Mayfair institution Claridge’s has lodged plans for the mother of all subterranean extensions, just as Westminster steps up its long-running battle against basement projects.
The Maybourne Group wants to add another five-storeys under the Art Deco wing of the world famous Grade II listed luxury hotel, to make room for some “must-haves” including a swimming pool, wine cellar, in-house chocolatier and back of house.
The 1,800 square metre addition would entail works on Brook Street, Davies Street and Brook’s Mews and 700 letters have been sent out to local residents.
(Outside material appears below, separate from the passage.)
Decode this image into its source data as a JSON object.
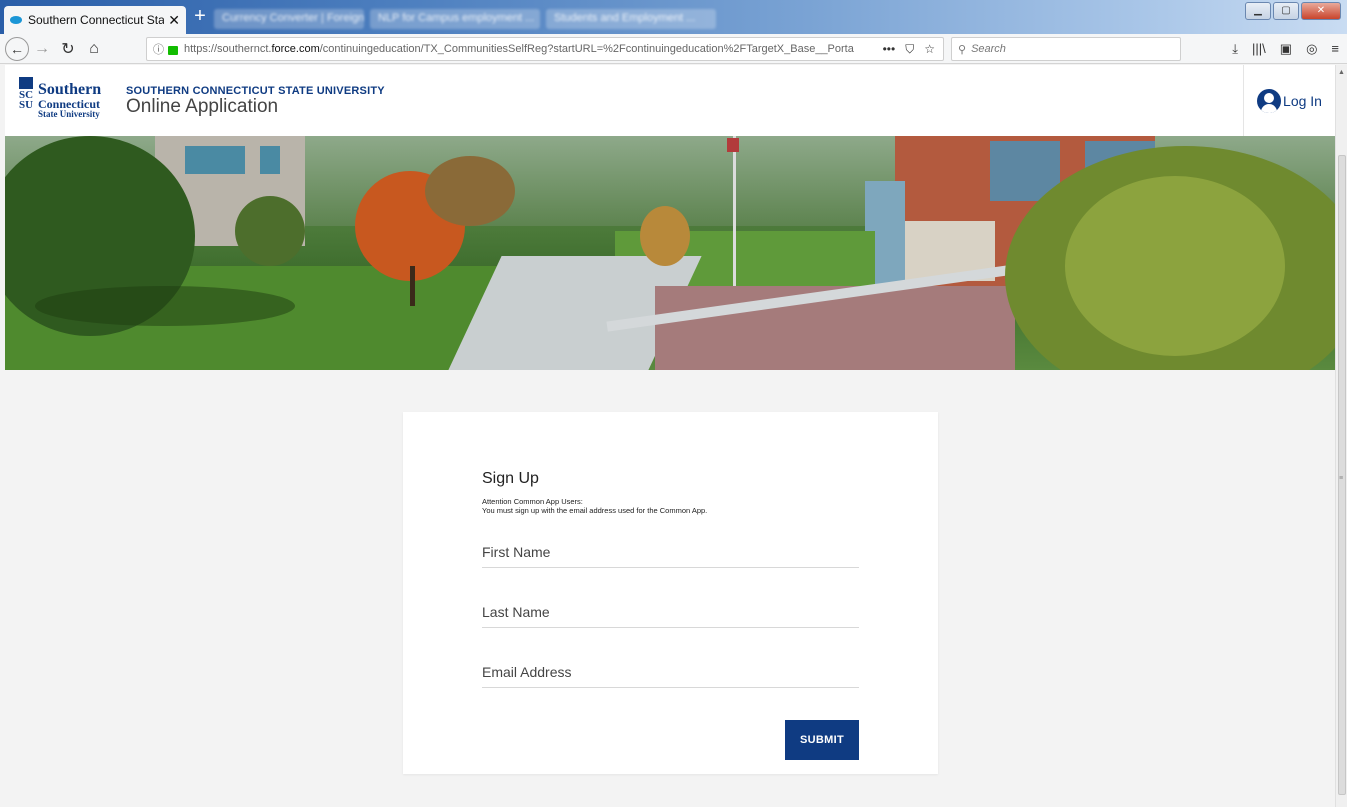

The consultation ends next week and we’d bet on some pretty colourful responses from neighbouring addresses.
Maybourne argues that the project would actually benefit locals by cutting down on the number of delivery vans needed by the hotel.
A spokesperson told the Mail: “Claridge’s is excited about our future development plans to put in place state-of-the-art, sustainable technology and systems which will further enhance services for our guests, staff and neighbours, taking this iconic Mayfair hotel’s vision into the next century.”
Robert Davis, Westminster’s deputy leader and cabinet member for the built environment, told The Times: “Westminster City Council supports the right kind of growth and is not against all basement development but they must be carried out in a way that is considerate to local residents and the environment.”
The news comes in the same week that Westminster announced plans to levy a charge on subterranean developments to pay for new nuisance policing measures.
The council has stepped up its battle against “un-neighbourly” developments, unleashing what it’s calling a “subterranean squad” to keep a beady eye on things.
“The noise, dust and traffic impacts of basement development have had a big effect on local residents”, said the council in a statement, “and they will now have a group of dedicated council officers to contact”.
After receiving an average of 150 applications for such projects every year since 2011, tough new rules were recently brought in to limit basements to a single storey and no more than 50% of total garden land.
This latest initiative – the first of its kind in the country – will police subterranean projects across the borough from this month onwards.
The big news is that the service will be funded by a levy on those building new basements.
The new charges will cover the cost of delivery of the service “based on hourly rates” – a resi basement scheme will cost around £8,000 on average and it’s estimated that the largest developments will be charged “around £30k”…
Check out the Claridge’s plans here
Images: Down the stairs at Claridge’s by Boss Tweed (CC-BY-SA-2.0)
Claridge’s by Tim Westcott (CC-BY-SA-2.0)